Look at https://openwrt.org/docs/techref/hardware/soc/soc.lantiq and check for vr9/ VRX200 devices. Quite a few can be found pretty cheaply on the used market (many of them were distributed as ISP branded all-in-one devices, that may mean that the initial OpenWrt installation isn't necessarily easy). While the VRX2xx chipset is VDSL2 capable, it can be used for ADSL as well, but for that you need to find a device supporting the matching ADSL annex (A, B, J, M, ...) as that involves hardware differences (bandfilters, bootstrapping resistors, etc.).
Yes, as you can see from that list, previous lantiq generations are also supported to some extent, but I'd recommend strongly against buying those at this time (performance, ongoing OpenWrt maintenance, ...). If you don't need the feature, avoid routers with FXS ports (analogue phone ports), as those need to dedicate one CPU core for the voice functionality (hardcoded in the DTS) - and make sure to get a device with good (Atheros) wifi, as the commonly found Lantiq XWAY WAVE300 wireless chip isn't supported and the also commonly found rt2x00 based chipsets aren't that well suited for this task. If your destination uses annex A, the BT Home Hub 5 Type A might be a good and cheap option (unless shipping from the UK becomes prohibitive; read the device page beforehand, doing the initial OpenWrt installation is pretty involved (there are sellers who offer to preflash OpenWrt)).
Is there still such a thing as just the DSL modems without the built-in WiFi/router? You may be better off just getting one of these, leaving it in bridge mode and then having a complete freedom of choice for the OpenWrt-compatible router and, the possible future upgrade to a more powerful router.
At least ADSL2+ is limited to 24 MBit/s by definition (VDSL covers the range above that), that's something a lantiq VRX2xx device can easily take care of (including some advanced features), so in this particular case a dedicated modem might not be necessary (that starts to change above ~55 MBit/s WAN speeds, depending on the details).
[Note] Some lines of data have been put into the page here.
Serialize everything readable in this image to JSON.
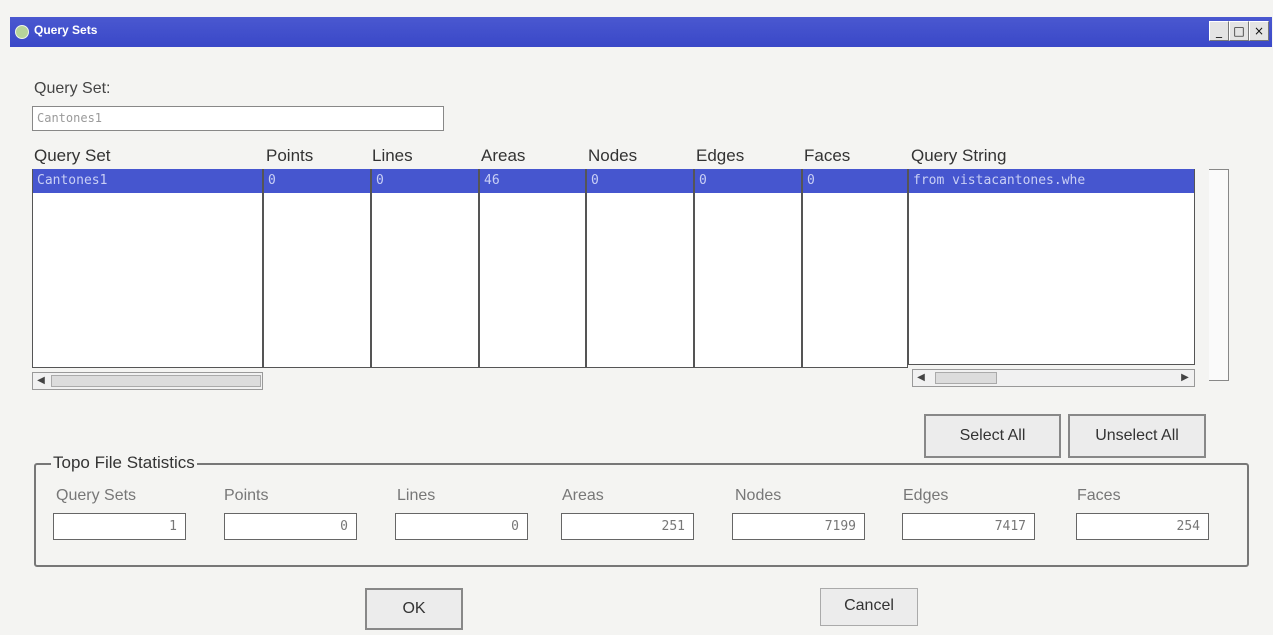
{
  "window": {
    "title": "Query Sets",
    "controls": [
      "_",
      "□",
      "×"
    ]
  },
  "query_set": {
    "label": "Query Set:",
    "value": "Cantones1"
  },
  "table": {
    "headers": [
      "Query Set",
      "Points",
      "Lines",
      "Areas",
      "Nodes",
      "Edges",
      "Faces",
      "Query String"
    ],
    "rows": [
      [
        "Cantones1",
        "0",
        "0",
        "46",
        "0",
        "0",
        "0",
        "from vistacantones.whe"
      ]
    ]
  },
  "scroll": {
    "left": "◀",
    "right": "▶"
  },
  "buttons": {
    "select_all": "Select All",
    "unselect_all": "Unselect All",
    "ok": "OK",
    "cancel": "Cancel"
  },
  "stats": {
    "title": "Topo File Statistics",
    "labels": [
      "Query Sets",
      "Points",
      "Lines",
      "Areas",
      "Nodes",
      "Edges",
      "Faces"
    ],
    "values": [
      "1",
      "0",
      "0",
      "251",
      "7199",
      "7417",
      "254"
    ]
  }
}
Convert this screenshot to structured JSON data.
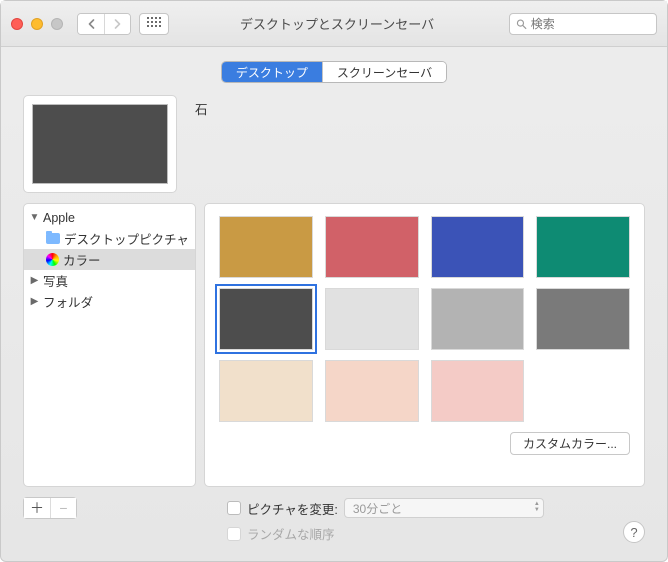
{
  "window": {
    "title": "デスクトップとスクリーンセーバ",
    "search_placeholder": "検索"
  },
  "tabs": {
    "desktop": "デスクトップ",
    "screensaver": "スクリーンセーバ"
  },
  "preview": {
    "label": "石",
    "color": "#4d4d4d"
  },
  "sidebar": {
    "apple": "Apple",
    "desktop_pictures": "デスクトップピクチャ",
    "colors": "カラー",
    "photos": "写真",
    "folders": "フォルダ"
  },
  "swatches": [
    {
      "color": "#c99a44",
      "selected": false
    },
    {
      "color": "#d16168",
      "selected": false
    },
    {
      "color": "#3b53b7",
      "selected": false
    },
    {
      "color": "#0e8b73",
      "selected": false
    },
    {
      "color": "#4d4d4d",
      "selected": true
    },
    {
      "color": "#e1e1e1",
      "selected": false
    },
    {
      "color": "#b3b3b3",
      "selected": false
    },
    {
      "color": "#7a7a7a",
      "selected": false
    },
    {
      "color": "#f1e0cb",
      "selected": false
    },
    {
      "color": "#f5d6c8",
      "selected": false
    },
    {
      "color": "#f4cbc6",
      "selected": false
    }
  ],
  "custom_color_button": "カスタムカラー...",
  "options": {
    "change_picture_label": "ピクチャを変更:",
    "interval": "30分ごと",
    "random_order_label": "ランダムな順序"
  },
  "help_label": "?"
}
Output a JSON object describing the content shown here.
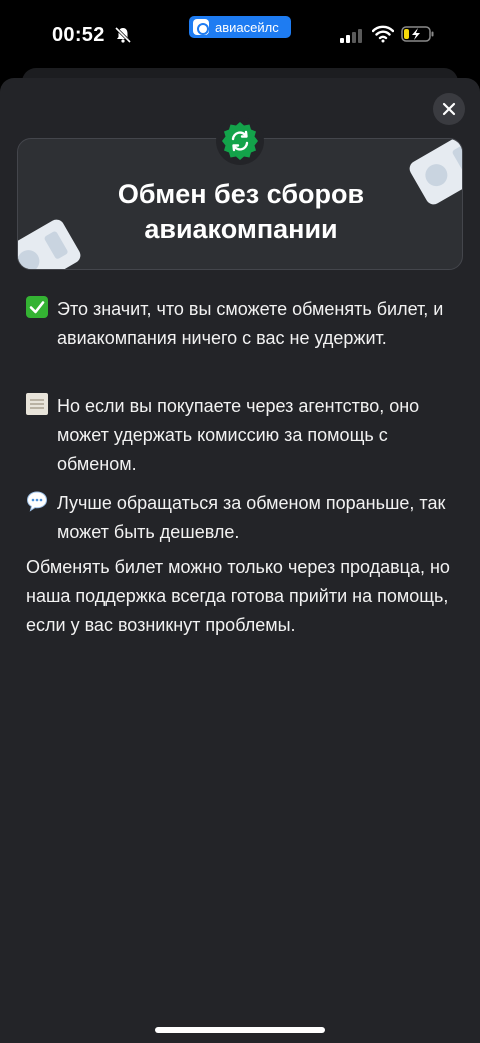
{
  "status_bar": {
    "time": "00:52",
    "app_name": "авиасейлс",
    "accent_color": "#1e7cf2"
  },
  "banner": {
    "title": "Обмен без сборов авиакомпании",
    "badge_icon": "exchange-arrows-icon",
    "badge_color": "#13a34a"
  },
  "items": [
    {
      "icon": "check-mark-icon",
      "text": "Это значит, что вы сможете обменять билет, и авиакомпания ничего с вас не удержит."
    },
    {
      "icon": "scroll-icon",
      "text": "Но если вы покупаете через агентство, оно может удержать комиссию за помощь с обменом."
    },
    {
      "icon": "speech-bubble-icon",
      "text": "Лучше обращаться за обменом пораньше, так может быть дешевле."
    }
  ],
  "footer_text": "Обменять билет можно только через продавца, но наша поддержка всегда готова прийти на помощь, если у вас возникнут проблемы."
}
I have used a BT Home Hub 5 Type A running OpenWrt on a VDSL2/ vectoring line with 100/40 MBit/s myself. With software flow-offloading enabled, that works reasonably well at full performance, without flow-offloading the BTHub5 tops out around 85 MBit/s. In practice I do use a more performant router, but my requirements are a bit more involved - however the BTHub5 can do this job, well.
What speed does the provider claim to offer, and what are you actually getting? You don't need GHz+ 2 core ARM, AC or MU-MIMO on a 6/0.75 Mb line. Though if you're in an apartment block or other situation with lots of neighbors, run something with 5 GHz-- stay off of 2.4 entirely.
I need the AC and Mu mimo for local streem and network
I recently bought second hand TP-LINK W8980 (lantiq chipset) which supports OpenWrt and ADSL nicely. But it's 5Ghz support is not complete and doesn't have MU-MIMO. Not sure if there is single device on the market that will fulfill your needs.
Imho it's always better to have a dedicated modem in bridge mode + a decent router running openwrt. For ADSL/ADSL2+ I would always recommend something with a BDCM xDSL chipset. It depends a little bit on the Linecard in combination with the xDSL driver version but modems with Broadcom chipsets tends to be more stable with problematic lines and usualy they also sync higher/better than devices with Lantiq/Infineon chipsets.